Estimated read time: 3-4 minutes
This archived news story is available only for your personal, non-commercial use. Information in the story may be outdated or superseded by additional information. Reading or replaying the story in its archived form does not constitute a republication of the story.
SALT LAKE CITY — March 17 marks the most recognized Irish holiday in America, with the country turning green for St. Patrick’s Day.
Who exactly was St. Patrick? He was a Roman Briton kidnapped into slavery and taken to Ireland where he eventually escaped to a monastery in France and converted to Christianity>. He then returned to Ireland as a missionary and led the growth of Christianity in the country.
He went on to become Ireland’s patron saint after his death on March 17, 461, hence, the date St. Patrick’s Day is celebrated each year.
In Salt Lake that celebration includes its ever-growing St. Patrick’s Day parade with its 39th parade being held by the Hibernian Society of Utah. It was started by four individuals trying to ensure Irish heritage was not forgotten, the society’s president Richard O’Connor said.
While Utah holds some of the smallest percentages of Irish history in the U.S. (about 6 percent of Utahns have Irish heritage,) according to a 2015 Census Bureau report), Irish immigrants factored in Utah’s growth in the 19th and 20th centuries.
“Between the railroads and the miners — that’s where it all started,” O’Connor said. Park City, once a mining town, became the state’s Irish leader at the time.
That is where some disconnect came between those with Irish heritage and many of those that came from LDS-pioneer background.

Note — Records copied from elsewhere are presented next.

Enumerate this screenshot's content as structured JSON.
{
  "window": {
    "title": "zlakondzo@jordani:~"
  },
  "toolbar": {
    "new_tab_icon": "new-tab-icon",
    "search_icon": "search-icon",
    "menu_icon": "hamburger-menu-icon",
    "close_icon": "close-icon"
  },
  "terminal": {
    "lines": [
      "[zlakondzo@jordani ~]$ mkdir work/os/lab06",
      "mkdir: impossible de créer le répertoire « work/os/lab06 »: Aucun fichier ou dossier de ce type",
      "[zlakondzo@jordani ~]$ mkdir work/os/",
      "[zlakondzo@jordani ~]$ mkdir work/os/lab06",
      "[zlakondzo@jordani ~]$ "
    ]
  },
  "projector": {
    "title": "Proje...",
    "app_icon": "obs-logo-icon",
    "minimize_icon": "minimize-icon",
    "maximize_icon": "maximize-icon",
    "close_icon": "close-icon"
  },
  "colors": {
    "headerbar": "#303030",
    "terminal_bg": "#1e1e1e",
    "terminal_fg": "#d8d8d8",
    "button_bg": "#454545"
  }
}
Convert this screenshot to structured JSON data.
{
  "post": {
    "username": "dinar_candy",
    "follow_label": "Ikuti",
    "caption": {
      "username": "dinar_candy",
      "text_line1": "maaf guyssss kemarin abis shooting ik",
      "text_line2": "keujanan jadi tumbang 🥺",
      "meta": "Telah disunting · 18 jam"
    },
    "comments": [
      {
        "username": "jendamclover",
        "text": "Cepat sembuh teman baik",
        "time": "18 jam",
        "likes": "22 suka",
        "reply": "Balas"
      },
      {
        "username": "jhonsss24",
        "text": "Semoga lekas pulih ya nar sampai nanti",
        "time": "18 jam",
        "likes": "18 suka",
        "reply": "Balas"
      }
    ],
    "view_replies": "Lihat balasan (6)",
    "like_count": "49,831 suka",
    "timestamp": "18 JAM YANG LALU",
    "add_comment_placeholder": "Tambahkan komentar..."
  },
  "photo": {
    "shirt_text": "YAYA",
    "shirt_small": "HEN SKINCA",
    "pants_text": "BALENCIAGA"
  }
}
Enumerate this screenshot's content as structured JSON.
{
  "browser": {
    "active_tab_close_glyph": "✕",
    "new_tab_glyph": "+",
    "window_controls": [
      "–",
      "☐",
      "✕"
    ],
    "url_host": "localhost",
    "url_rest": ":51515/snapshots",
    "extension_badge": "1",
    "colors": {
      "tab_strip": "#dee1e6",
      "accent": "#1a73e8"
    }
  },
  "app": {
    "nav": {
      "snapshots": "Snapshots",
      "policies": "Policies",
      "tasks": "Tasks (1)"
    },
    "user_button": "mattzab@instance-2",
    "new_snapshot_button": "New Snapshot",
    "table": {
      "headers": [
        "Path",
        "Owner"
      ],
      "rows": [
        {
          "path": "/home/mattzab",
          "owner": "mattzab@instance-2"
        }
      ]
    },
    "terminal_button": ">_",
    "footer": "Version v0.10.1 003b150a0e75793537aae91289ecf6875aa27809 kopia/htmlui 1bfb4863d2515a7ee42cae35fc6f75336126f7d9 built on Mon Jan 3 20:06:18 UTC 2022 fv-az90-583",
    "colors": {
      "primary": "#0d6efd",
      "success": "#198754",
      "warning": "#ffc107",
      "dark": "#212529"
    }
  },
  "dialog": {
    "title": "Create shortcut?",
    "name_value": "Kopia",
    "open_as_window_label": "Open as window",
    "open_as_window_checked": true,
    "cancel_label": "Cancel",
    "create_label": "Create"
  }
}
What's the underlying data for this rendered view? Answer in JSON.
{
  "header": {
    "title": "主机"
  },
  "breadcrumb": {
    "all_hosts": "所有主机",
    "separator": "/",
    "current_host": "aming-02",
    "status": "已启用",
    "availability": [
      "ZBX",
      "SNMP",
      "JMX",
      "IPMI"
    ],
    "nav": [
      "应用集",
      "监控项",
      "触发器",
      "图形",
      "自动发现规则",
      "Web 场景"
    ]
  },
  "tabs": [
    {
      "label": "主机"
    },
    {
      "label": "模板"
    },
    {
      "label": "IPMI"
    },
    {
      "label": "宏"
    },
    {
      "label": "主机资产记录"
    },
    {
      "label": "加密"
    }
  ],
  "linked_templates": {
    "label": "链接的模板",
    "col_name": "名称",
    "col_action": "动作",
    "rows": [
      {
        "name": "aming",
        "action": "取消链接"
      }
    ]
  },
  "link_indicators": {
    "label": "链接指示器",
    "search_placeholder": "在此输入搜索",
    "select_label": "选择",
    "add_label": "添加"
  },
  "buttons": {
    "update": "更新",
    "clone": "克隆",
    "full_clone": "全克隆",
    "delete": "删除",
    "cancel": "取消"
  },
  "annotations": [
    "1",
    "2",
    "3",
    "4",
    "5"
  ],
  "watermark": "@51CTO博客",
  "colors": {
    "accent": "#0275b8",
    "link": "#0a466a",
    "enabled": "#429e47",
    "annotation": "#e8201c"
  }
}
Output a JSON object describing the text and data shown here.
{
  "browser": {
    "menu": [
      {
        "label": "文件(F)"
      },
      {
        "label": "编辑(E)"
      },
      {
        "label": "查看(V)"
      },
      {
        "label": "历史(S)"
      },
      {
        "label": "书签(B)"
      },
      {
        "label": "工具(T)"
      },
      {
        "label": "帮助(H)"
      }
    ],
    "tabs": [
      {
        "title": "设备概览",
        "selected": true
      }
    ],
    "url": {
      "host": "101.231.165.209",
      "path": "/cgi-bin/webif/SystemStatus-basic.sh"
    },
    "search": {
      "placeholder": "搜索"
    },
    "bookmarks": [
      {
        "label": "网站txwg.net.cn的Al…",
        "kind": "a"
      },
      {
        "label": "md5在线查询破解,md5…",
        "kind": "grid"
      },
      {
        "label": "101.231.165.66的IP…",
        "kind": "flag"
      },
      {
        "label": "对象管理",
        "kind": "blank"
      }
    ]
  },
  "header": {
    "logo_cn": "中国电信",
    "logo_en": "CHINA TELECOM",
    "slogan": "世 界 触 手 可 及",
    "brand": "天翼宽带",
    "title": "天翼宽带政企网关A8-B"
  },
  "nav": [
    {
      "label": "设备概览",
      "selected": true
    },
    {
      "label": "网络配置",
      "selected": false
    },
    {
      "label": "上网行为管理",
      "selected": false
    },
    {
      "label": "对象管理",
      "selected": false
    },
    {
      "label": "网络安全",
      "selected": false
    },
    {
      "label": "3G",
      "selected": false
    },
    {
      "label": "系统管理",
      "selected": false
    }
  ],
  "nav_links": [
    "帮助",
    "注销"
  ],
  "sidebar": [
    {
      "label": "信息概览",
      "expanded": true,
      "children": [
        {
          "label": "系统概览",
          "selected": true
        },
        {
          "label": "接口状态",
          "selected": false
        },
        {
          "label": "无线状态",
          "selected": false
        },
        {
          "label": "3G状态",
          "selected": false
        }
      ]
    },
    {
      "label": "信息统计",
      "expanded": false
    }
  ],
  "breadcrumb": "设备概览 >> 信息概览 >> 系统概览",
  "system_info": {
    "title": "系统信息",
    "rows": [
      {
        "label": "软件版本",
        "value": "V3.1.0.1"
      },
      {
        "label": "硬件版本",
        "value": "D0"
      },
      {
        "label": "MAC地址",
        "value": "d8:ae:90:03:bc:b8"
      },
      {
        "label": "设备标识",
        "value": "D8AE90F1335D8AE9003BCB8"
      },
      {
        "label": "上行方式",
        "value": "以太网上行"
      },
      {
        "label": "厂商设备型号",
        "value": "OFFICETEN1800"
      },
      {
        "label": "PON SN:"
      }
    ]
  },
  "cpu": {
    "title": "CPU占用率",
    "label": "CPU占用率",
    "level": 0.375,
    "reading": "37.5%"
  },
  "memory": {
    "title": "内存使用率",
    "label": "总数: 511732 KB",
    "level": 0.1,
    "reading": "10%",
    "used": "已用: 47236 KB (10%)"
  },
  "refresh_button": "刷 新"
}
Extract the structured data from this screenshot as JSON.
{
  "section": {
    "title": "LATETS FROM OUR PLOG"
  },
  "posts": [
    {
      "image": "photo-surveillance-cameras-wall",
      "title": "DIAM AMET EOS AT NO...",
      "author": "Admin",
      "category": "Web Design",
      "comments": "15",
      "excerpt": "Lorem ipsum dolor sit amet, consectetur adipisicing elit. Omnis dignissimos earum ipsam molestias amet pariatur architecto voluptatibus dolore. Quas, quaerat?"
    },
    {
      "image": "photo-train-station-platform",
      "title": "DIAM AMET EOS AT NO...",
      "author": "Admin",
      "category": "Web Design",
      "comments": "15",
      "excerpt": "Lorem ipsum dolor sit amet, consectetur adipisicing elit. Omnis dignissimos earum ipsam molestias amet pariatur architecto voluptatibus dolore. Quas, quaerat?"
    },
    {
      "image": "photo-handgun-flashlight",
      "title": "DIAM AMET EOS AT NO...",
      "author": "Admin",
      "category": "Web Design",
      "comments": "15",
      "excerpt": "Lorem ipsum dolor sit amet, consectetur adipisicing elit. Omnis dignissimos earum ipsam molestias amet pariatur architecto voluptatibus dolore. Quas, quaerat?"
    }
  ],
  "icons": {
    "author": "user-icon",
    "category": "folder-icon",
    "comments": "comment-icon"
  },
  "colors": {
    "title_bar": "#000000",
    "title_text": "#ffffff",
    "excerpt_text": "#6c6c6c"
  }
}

"Initially the Irish came as outsiders. They came with groups that were sent to put down the 'Mormon rebellion' or with mines and the railroad," Irish historian Gerald McDonough told the Deseret News in 2008.
However, that notion eventually whittled down.
John Welsh, historian and one of the co-founders of the parade, said buildings in downtown Salt Lake City were partly inspired by the Irish throughout the years since those origins. The Keith-O'Brien Building, Gallivan Plaza and Kearns Buildings all have Irish heritage in their creation, according to a Deseret News article. Salt Lake Regional Hospital, which was once known at Holy Cross Hospital, is another example of Irish roots.
McDonough said the first-ever St. Patrick’s Day parade was held in 1864 and the holiday was frequently celebrated until the 1920s.
The first Hibernian Society of Utah parade in 1977 showed that people cared about the Irish, Welsh said.
“That very first parade started on North Temple and went down Main Street. We were walking in the parade — didn’t think anybody would be there because it was put together in a hurry. But as we turned down the corner, there were hundreds of people,” he said. “For the old-timers, this was really a big deal to them. As the parade went by, they were weeping on the curb. It was huge to them.”
This year’s parade will be held Saturday morning at the Gateway, although the holiday is Friday. Even with a smaller percentage of Irish heritage than other states, Welsh said Utah has a growing interest in celebrating Irish culture.
“(Back then), you couldn’t find a green tie or any notion that St. Patrick’s Day was coming. In any other state, especially back east, it’s huge,” he said. “But we’re catching up.”